The deal has been highly scrutinized, with experts and fans viewing it as a huge overpay for an unproven player, with a track record of bad defense and selfish play. That’s not totally wrong.
Kanter has the tendency to put up some empty stats and was probably a bit overpaid, but in terms of what other big men have been generating in this market, it wasn’t anything to scoff at. And for a Thunder team looking to contend with a healthy Kevin Durant, hoping to convince the former MVP to stay in Oklahoma City after the season, it was a no-brainer.
Let’s first take a look at the money. Here’s a group of big men who signed deals this summer within $20 million of Kanter’s price tag:
DeAndre Jordan – four years, $88 million
Brook Lopez – three years, $60 million
Robin Lopez – four years, $54 million
Tyson Chandler – four years, $52 million
Greg Monroe – three years, $51 million
Kanter might not be as good as some of the guys on this list, but remember, he’s 23. He’s at least two years younger than any one of those players and he’s a full nine years younger than Chandler. Youth and upside pays in this league, even if there’s a chance that player never meets his potential.
In terms of value, accounting for youth, upside, production and durability, Jordan is the only player above whose value greatly exceeds Kanter, and the rest are debatable. If you’re a Lopez fan, remember he also plays no defense, is four years older than Kanter and has missed 160 games in his seven-year career. I’d rather put my money on Kanter any day.
Let’s now clear the air on Kanter and what he does and doesn’t do on the floor.
He put up borderline All-Star numbers in 26 games after being traded to the Thunder last season, averaging 18.7 points and 11 rebounds per game while shooting 56.6 percent from the field. His averages of 15.5 points and 8.9 rebounds per game last season was a rare feat at his age, with only DeMarcus Cousins, Greg Monroe, Brook Lopez, Dwight Howard, Chris Bosh, Emeka Okafor and Amar’e Stoudemire averaging that line at the age of 22 or younger in the past decade, per Basketball-Reference.
Kanter is a terror on the offensive glass and a viable pick-and-roll threat with the ability to step outside.

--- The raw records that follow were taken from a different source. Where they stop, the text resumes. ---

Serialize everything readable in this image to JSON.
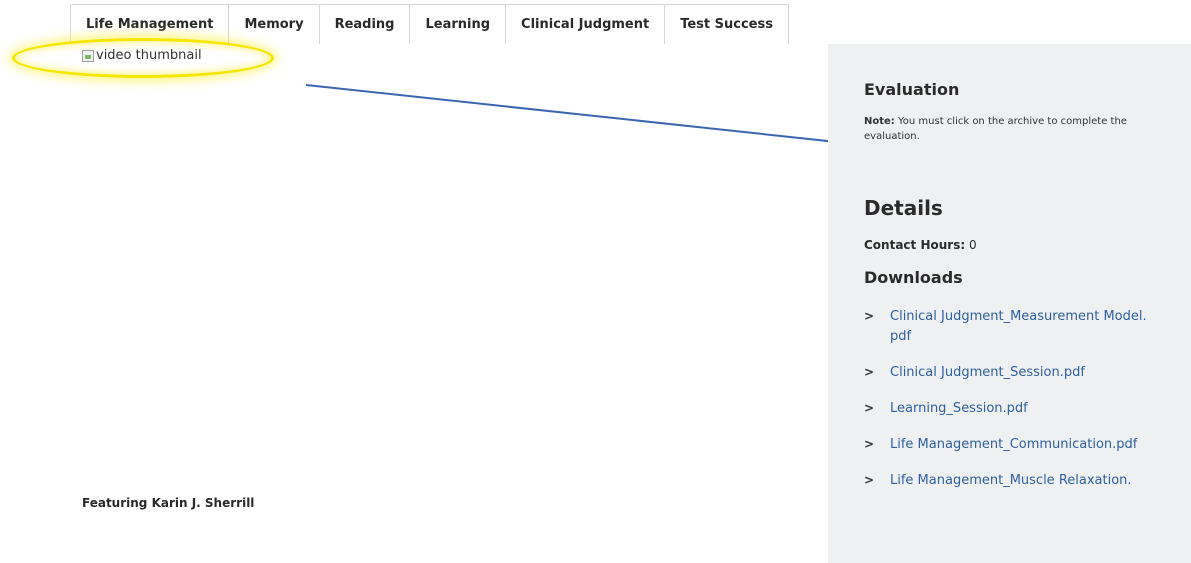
{
  "tabs": [
    {
      "label": "Life Management"
    },
    {
      "label": "Memory"
    },
    {
      "label": "Reading"
    },
    {
      "label": "Learning"
    },
    {
      "label": "Clinical Judgment"
    },
    {
      "label": "Test Success"
    }
  ],
  "video": {
    "alt_text": "video thumbnail"
  },
  "featuring": "Featuring Karin J. Sherrill",
  "sidebar": {
    "evaluation_title": "Evaluation",
    "note_label": "Note:",
    "note_text": " You must click on the archive to complete the evaluation.",
    "details_title": "Details",
    "contact_label": "Contact Hours:",
    "contact_value": " 0",
    "downloads_title": "Downloads",
    "downloads": [
      {
        "label": "Clinical Judgment_Measurement Model.pdf"
      },
      {
        "label": "Clinical Judgment_Session.pdf"
      },
      {
        "label": "Learning_Session.pdf"
      },
      {
        "label": "Life Management_Communication.pdf"
      },
      {
        "label": "Life Management_Muscle Relaxation."
      }
    ]
  },
  "colors": {
    "highlight": "#f5e600",
    "annotation_line": "#3b66b0",
    "link": "#2f5fa0",
    "sidebar_bg": "#eff0f1"
  },
  "icons": {
    "chevron": "chevron-right-icon",
    "broken_image": "broken-image-icon"
  }
}
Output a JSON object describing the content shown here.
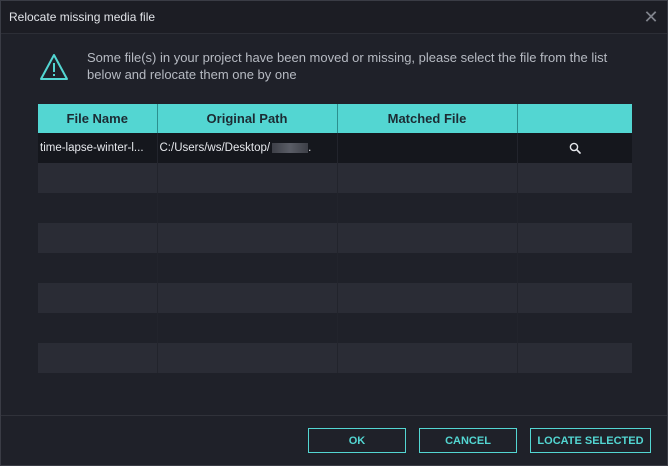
{
  "window": {
    "title": "Relocate missing media file",
    "close_icon": "close-icon"
  },
  "message": {
    "icon": "warning-triangle-icon",
    "text_line1": "Some file(s) in your project have been moved or missing, please select the file from the list",
    "text_line2": "below and relocate them one by one"
  },
  "table": {
    "columns": [
      "File Name",
      "Original Path",
      "Matched File",
      ""
    ],
    "rows": [
      {
        "file_name": "time-lapse-winter-l...",
        "original_path": "C:/Users/ws/Desktop/",
        "original_path_suffix": ".",
        "matched_file": "",
        "action_icon": "search-icon"
      }
    ],
    "empty_row_count": 7
  },
  "footer": {
    "ok_label": "OK",
    "cancel_label": "CANCEL",
    "locate_selected_label": "LOCATE SELECTED"
  },
  "colors": {
    "accent": "#53d6d2",
    "background": "#1f2129",
    "row_alt": "#2a2c35"
  }
}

He was fourth in the NBA, grabbing 3.7 offensive rebounds per game, snatching five per game with the Thunder. According to Synergy, Kanter scored 287 points off putbacks (146 with Jazz and 141 with Thunder), which trailed only Andre Drummond last season.
He was also the Thunder’s best pick-and-roll big man threat, scoring 1.10 points per possession in pick-and-roll opportunities. He could score by rolling to the basket, shooting 64.1 percent at the rim, or stepping back for a jumper, as he shot 19-of-34 and scored 1.19 points per play in catch-and-shoot opportunities, trailing only Anthony Morrow on the team.
It was a small sample size and his shot’s still a work in progress, but according to SportVU, he shot 10-of-25 from the left corner for threes, but only 35.9 percent from mid-range. The next logical step in his game is converting some of those inefficient twos into threes.
Now to the negatives.
Kanter is a truly abysmal defender, finishing dead last among 71 qualifying centers in ESPN’s Defensive Real Plus-Minus. He had a total of 29 blocks and 36 steals on the year, and he doesn’t have great length, athletic ability or effort to make up for his lack of smarts on that end of the court. Opponents shot 56.4 percent at the rim against him in Oklahoma City and 56.9 percent all year, one of the worst marks for big men in the league, per SportVU. He flat out won’t be a positive on that end and would need a major improvement to even be average. Luckily, he’ll be a huge benefactor of a healthy Serge Ibaka picking up the brunt of the work on that end.
On top of his bad D, he’s an unwilling passer, handing out only 0.6 assists per game for his career. He’s also not a great post threat, and he shot just 38.5 percent on shots in the paint outside of the restricted area, partly due to his under the rim style.
Kanter is still a mixed bag, but at 23, there’s still plenty of room for improvement, and simply put, the Thunder would be a worse team without him. The Thunder don’t have a great history of letting go of young players in order to save money. The James Harden trade still haunts them to this day, and the risk of taking on Kanter’s contract far outweighs the risk of letting another asset bite the dust. Kanter gives the Thunder the best offensive threat they can afford at the center position, and allows Steven Adams and Mitch McGary to continue to develop instead of being pushed into big minutes too early.
If all of that’s worth $70 million remains to be seen. It’s a gamble, but one the Thunder were willing and had to take.